4. Follow me on Twitter. I post interesting articles, quotes, follow-up material, commentary, and other material on Twitter. Follow me! If you’re unfamiliar with Twitter, it’s essentially an open discussion forum for people to share ideas and thoughts with other like-minded folks – you just choose the people you want to listen to and their ideas and thoughts are all delivered to you on a single page.
5. Read my story of financial meltdown and recovery. The Simple Dollar isn’t based on what I’ve read in books or learned in school. I’ve made a lifetime of financial mistakes – The Simple Dollar is a record of what works for me during the process of getting my life on a better track.
6. Download my free 49 page e-book. Everything You Ever Really Needed to Know About Personal Finance On Just One Page is completely free. It summarizes all of the key lessons I’ve learned along the way about personal finance in one tidy package – in fact, all of the main principles can be found right on the cover.

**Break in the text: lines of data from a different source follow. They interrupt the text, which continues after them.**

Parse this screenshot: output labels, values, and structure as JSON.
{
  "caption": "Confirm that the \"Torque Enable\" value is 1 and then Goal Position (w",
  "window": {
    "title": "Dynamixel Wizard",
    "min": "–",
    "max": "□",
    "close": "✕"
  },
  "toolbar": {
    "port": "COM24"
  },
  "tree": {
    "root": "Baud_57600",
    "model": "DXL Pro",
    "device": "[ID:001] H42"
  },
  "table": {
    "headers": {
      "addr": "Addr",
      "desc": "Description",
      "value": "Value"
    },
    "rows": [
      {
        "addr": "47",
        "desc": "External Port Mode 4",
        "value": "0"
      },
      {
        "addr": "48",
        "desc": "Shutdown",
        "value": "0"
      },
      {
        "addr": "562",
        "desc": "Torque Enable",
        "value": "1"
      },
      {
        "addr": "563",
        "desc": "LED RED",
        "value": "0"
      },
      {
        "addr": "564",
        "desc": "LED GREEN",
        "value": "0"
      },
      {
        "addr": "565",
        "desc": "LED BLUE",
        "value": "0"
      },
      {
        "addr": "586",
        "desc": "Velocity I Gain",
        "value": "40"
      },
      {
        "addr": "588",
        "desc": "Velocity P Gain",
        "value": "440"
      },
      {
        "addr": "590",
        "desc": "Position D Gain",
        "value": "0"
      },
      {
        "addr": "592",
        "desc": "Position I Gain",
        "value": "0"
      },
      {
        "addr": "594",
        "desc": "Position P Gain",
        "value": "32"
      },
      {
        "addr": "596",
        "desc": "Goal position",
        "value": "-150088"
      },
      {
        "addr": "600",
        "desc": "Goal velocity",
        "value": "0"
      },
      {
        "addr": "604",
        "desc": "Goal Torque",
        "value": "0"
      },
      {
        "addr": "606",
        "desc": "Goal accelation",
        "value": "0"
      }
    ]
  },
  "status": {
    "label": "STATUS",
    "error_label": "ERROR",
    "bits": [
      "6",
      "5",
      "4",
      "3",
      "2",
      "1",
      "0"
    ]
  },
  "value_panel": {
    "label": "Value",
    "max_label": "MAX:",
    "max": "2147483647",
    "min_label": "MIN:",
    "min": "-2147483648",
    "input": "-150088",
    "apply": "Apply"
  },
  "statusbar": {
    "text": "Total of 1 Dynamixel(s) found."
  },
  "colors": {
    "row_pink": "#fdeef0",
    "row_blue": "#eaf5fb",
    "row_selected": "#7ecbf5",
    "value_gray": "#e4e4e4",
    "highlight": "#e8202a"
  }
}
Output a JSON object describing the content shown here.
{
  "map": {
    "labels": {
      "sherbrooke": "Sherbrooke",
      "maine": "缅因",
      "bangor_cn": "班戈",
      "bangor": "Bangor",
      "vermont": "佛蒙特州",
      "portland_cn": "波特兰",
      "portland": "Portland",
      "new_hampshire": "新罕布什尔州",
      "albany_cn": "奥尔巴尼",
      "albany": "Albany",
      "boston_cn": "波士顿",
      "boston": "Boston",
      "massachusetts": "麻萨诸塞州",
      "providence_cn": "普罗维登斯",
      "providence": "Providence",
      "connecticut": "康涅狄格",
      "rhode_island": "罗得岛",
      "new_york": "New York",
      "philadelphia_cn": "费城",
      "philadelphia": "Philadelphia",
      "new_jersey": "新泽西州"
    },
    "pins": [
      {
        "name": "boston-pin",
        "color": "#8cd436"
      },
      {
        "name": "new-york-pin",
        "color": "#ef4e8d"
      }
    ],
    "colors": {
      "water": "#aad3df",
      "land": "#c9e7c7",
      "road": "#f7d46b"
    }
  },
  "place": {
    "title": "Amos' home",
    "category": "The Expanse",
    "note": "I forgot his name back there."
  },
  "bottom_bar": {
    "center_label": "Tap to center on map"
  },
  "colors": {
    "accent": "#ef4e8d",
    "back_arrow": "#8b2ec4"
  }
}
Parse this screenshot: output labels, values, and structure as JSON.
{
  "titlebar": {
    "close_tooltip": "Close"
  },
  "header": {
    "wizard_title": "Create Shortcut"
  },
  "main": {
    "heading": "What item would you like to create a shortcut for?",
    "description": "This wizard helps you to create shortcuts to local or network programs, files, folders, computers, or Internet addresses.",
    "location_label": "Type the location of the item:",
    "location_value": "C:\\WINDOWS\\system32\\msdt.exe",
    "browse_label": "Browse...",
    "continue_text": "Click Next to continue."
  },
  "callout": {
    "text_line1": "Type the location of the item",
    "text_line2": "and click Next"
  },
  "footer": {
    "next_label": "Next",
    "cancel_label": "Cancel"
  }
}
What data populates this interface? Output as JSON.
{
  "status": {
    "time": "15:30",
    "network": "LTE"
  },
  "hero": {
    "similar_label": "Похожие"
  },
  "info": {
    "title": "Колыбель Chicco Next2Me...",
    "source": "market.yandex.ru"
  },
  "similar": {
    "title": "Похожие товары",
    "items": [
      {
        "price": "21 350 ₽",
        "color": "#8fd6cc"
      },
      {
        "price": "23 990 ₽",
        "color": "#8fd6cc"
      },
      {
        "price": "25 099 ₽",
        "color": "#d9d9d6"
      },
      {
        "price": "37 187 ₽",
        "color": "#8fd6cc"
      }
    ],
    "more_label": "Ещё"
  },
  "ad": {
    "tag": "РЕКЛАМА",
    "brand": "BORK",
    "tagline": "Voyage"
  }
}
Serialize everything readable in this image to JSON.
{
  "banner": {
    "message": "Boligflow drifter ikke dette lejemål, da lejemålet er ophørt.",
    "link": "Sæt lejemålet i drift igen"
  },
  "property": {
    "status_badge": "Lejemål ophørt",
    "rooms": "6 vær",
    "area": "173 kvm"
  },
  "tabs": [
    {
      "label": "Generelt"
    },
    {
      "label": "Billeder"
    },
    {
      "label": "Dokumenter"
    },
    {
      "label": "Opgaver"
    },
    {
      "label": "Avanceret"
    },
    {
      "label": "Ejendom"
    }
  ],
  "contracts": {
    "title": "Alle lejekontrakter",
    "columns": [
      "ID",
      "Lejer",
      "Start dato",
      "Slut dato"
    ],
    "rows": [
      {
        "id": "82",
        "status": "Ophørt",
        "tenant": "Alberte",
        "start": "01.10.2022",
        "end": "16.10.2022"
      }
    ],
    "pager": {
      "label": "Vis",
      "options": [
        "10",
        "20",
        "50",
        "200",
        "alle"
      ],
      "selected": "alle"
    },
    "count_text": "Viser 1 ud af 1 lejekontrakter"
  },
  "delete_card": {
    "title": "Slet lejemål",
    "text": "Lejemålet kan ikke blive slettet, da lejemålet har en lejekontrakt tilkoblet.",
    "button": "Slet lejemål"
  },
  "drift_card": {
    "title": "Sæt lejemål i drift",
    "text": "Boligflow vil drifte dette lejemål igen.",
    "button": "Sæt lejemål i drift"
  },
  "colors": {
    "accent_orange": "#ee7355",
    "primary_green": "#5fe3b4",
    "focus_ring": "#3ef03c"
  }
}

7. Dig through “31 Days to Fix Your Finances.” 31 Days to Fix Your Finances is an article series that outlines how you can get a grip on your finances over the course of a month.
8. Send me your questions and suggestions. Send me an email and let me know what you’re thinking, what you’d like to see, and any questions you might have. I try to respond to as many emails as possible and I read them all. I may even use your question in a future article!
9. Email a great article you find to a friend. Find an article that you think your friend would love? At the bottom of each article, you’ll find a link that says “Email this” – just click on that, type in your friend’s address, and send it right along to them!